(24.) Schilling BK, Stone M, O'Bryant HS, Fry AC, Coglianese RH, Pierce KC. Snatch technique of collegiate national level weightlifters. J Strength Cond Res. 2002; 16(4): 551-555.
(25.) Stone MH, O'Bryant HS, Williams FE, Johnson RL, Pierce KC. Analysis of bar paths during the snatch in elite male weightlifters. Strength Cond J. 1998; 20:30-38.
(26.) Vorobyev, AN. A Textbook on Weightlifting. W.J. Brice, trans. Budapest, Hungary: IWF, 1978.
(27.) Winchester JB, Erickson TM, Blaak JB, McBride JM. Changes in bar-path kinematics and kinetics after power-clean training. J Strength Cond Res. 2005; 19(1): 177-183.
(28.) Zawieja-Koch M. Weightlifting in training for athletics--Part I. NSA. 2005; 20(1):7-23.
The opinions expressed in JEPonline are those of the authors and are not attributable to JEPonline, the editorial staff or the ASEP organization.
John Petrizzo , Fred J. DiMenna [1, 2], Ryan Page , Grant Smith , Kimberly Martins , Jonathan Lester , Susan Kang , Lauren Chandler , John W. Wygand , Robert M. Otto 
 Department of Exercise Science, Health Studies, Physical Education, and Sport Management, Adelphi University, New York, USA,  Teachers College, Department of Biobehavioral Sciences, Columbia University, New York, USA
|Printer friendly Cite/link Email Feedback|
|Author:||Petrizzo, John; DiMenna, Fred J.; Page, Ryan; Smith, Grant; Martins, Kimberly; Lester, Jonathan; Kan|
|Publication:||Journal of Exercise Physiology Online|
|Date:||Jun 1, 2016|
|Previous Article:||Prediction of one repetition maximum for 45[degrees] leg press in untrained and trained elderly adults.|
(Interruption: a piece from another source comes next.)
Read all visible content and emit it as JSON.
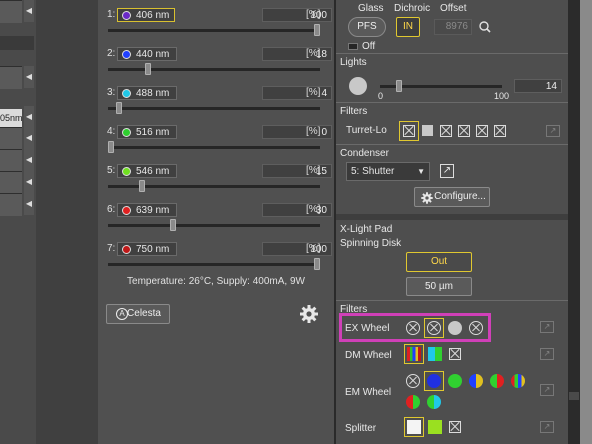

|Next Article:||Influence of non-periodized resistance training on blood pressure in healthy elderly women.|